Rituals of refurbishment: remembering/remediating Philip Rawson's Tantra exhibition
Janaki Nair (Northumbria University)
Paper short abstract:
The recent refurbishment of the Hayward Gallery prompts memories of the Indologist Philip Rawson curating the 1971 Tantra exhibition in what was then London's key art venue. Our paper remembers and remediates the gallery and the exhibits using rituals recognisable to the Indian diaspora 50 years on.
Paper long abstract:
It will soon be 50 years since Rawson curated his influential Tantra exhibition in a major venue for 'cutting-edge' art. For a certain generation this was a landmark achievement and the Arts Council archive still records the enthusiastic responses of art critics, life-style commentators and alternative health advocates. However there are no installation photographs and, consequently, one is left with personal memories that, in my case, are less about the counter-culture's 'new age' than the exhibition's role in my development as an artist-curator working at the interface between experimental art and museum culture. This paper considers what I should do about these memories. I am joined by a co-presenter, Janaki Nair who is a practice-led researcher working on Kathakali dance and tantric ritual. Together we will refashion contemporary art's readiness to 'remediate' previous generation's creative procedures (Bolter & Grusin, 1998) as an act of refurbishment based on traditional Hindu practices. The results will, we speculate, identify the Hayward as a tantric site. Furthermore, as we are using ritualistic rather than archival processes, the disassembled Tantra exhibits (a third are in the V&A collection) will take on new temporal registers that urge further consideration of the static materiality of the museum, a key motif in Rawson's posthumous publication Art and Time (2005). Thus, in our remembered/remediated version of Rawson's Tantra, stored Indian things will be repurposed to interrupt and reconfigure the perceptions of exhibition audiences in the performative 'present' of 2021.

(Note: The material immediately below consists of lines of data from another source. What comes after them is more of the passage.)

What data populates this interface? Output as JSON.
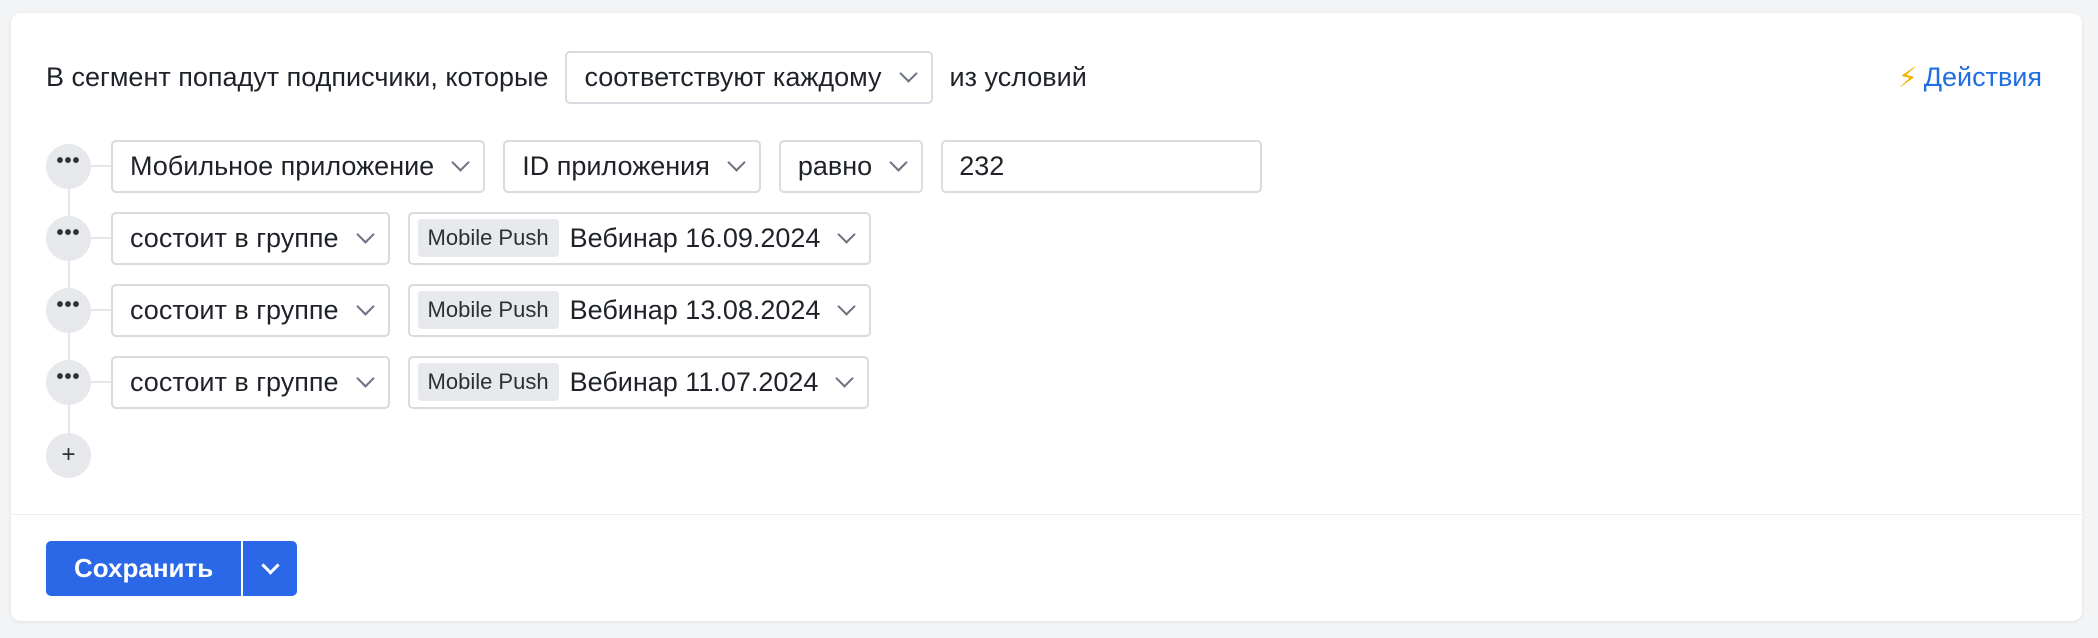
{
  "header": {
    "prefix": "В сегмент попадут подписчики, которые",
    "match_mode": "соответствуют каждому",
    "suffix": "из условий",
    "actions_icon": "⚡",
    "actions_label": "Действия"
  },
  "conditions": [
    {
      "type": "app",
      "source": "Мобильное приложение",
      "field": "ID приложения",
      "operator": "равно",
      "value": "232"
    },
    {
      "type": "group",
      "operator": "состоит в группе",
      "group_tag": "Mobile Push",
      "group_name": "Вебинар 16.09.2024"
    },
    {
      "type": "group",
      "operator": "состоит в группе",
      "group_tag": "Mobile Push",
      "group_name": "Вебинар 13.08.2024"
    },
    {
      "type": "group",
      "operator": "состоит в группе",
      "group_tag": "Mobile Push",
      "group_name": "Вебинар 11.07.2024"
    }
  ],
  "row_menu_icon": "•••",
  "add_button": "+",
  "footer": {
    "save_label": "Сохранить"
  },
  "colors": {
    "primary": "#2a68e8",
    "link": "#1f6fe0",
    "bolt": "#f0b400"
  }
}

Time and tradition: theorising the temporalities in and of cultural production